Last year’s figure represents a rate of almost five and a half alcohol-related deaths per 10,000 people.

This compares to just over two for Scotland as a whole and two and a half for Glasgow and Greater Clyde, the next worse health board area.

The rates for the rest of the Highlands and Islands are far lower. NHS Highland, which also embraces Argyll, is a little over two, while Orkney had fewer than one and a half per 10,000 as did Shetland.

The figures come from the National Records of Scotland and the SNP MSP for the Western Isles Alasdair Allan, said they were deeply concerning.

Mr Allan, the Minister for Learning, Science and Scotland’s Languages, said: “These figures are a sad reminder of the dangers of excessive drinking, and why it is so important for us to face up to the realities of Scotland’s drinking culture.

“I am certainly not against people enjoying a drink, and would support the responsible enjoyment of alcohol. However, statistics like this should be a wake up call for us all.

"The human cost of alcohol abuse here in the Isles, and across Scotland, is immense. Each alcohol-related death represents a tragedy for that individual’s family and a loss to society that could have been avoided.

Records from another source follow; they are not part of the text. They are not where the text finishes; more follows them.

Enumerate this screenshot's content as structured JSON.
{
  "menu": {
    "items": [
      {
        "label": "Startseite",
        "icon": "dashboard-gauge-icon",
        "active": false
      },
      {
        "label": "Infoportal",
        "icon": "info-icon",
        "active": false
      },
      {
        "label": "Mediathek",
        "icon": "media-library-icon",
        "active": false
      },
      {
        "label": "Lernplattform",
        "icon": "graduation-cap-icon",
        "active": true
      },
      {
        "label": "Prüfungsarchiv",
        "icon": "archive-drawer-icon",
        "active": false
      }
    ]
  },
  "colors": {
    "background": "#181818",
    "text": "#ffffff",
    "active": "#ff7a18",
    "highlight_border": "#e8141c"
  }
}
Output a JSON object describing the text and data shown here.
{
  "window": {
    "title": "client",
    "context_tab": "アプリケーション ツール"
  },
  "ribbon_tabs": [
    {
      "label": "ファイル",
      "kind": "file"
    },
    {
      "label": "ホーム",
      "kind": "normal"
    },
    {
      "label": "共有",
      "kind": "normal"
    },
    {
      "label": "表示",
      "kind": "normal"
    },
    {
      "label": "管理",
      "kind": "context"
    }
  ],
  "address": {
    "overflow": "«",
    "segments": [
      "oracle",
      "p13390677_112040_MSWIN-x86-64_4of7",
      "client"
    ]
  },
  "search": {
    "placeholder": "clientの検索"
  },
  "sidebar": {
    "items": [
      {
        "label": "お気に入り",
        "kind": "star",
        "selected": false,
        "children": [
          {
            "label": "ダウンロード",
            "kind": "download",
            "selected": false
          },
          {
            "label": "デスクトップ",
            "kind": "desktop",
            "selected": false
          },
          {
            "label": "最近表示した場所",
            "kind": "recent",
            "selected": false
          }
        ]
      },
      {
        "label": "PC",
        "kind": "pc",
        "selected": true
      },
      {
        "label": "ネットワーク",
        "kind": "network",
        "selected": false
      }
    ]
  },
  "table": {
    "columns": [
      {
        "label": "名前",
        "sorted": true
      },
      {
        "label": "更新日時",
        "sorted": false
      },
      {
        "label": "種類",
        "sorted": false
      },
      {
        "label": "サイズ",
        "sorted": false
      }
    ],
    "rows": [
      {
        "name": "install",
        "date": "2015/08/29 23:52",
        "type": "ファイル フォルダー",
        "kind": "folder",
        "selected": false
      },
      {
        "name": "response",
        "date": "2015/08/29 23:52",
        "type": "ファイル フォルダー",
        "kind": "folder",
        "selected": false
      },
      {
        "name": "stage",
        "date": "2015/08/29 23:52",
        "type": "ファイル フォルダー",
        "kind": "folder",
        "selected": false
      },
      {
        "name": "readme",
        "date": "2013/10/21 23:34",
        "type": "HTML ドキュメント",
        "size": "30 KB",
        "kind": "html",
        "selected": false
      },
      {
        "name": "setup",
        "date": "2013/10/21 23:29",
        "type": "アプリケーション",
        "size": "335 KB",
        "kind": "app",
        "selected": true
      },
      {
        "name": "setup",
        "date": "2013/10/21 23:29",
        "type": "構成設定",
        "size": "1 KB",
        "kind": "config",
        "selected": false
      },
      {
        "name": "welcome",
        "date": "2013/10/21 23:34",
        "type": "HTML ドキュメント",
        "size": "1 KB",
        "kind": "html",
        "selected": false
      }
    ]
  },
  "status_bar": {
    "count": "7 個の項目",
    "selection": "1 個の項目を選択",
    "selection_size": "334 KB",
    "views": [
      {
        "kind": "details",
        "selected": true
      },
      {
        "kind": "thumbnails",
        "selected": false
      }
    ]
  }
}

“All this makes me more convinced than ever that the Scottish Government is doing the right thing by pursuing measures to clamp down on the availability of ultra-cheap forms of alcohol, despite the efforts being made through the courts from some quarters to maintain the availability of some forms of alcohol at prices that compete with bottled water.

“We should continue to offer support to families and communities, promote positive choices and improve treatment and support services through Scotland’s Alcohol Framework. There are clearly other huge cultural issues to be addressed, but we need to face up to them and tackle them head on."

A spokesman for the Western Isles Council said that public agencies were working together to raise awareness and address issues surrounding the use of alcohol in the islands.

But the Hebrides aren’t the only islands where alcohol is seen as a serious problem.

Last year the States of Jersey’s economic development department announced it was preparing a paper to simplify licensing laws, as well as recommend ways the laws could help tackle the island's drinking problem. Jersey’s Medical Officer of Health, Dr Rosemary Geller said Jersey, with a population a little over 100,000 had the highest rate of alcohol consumption in the world.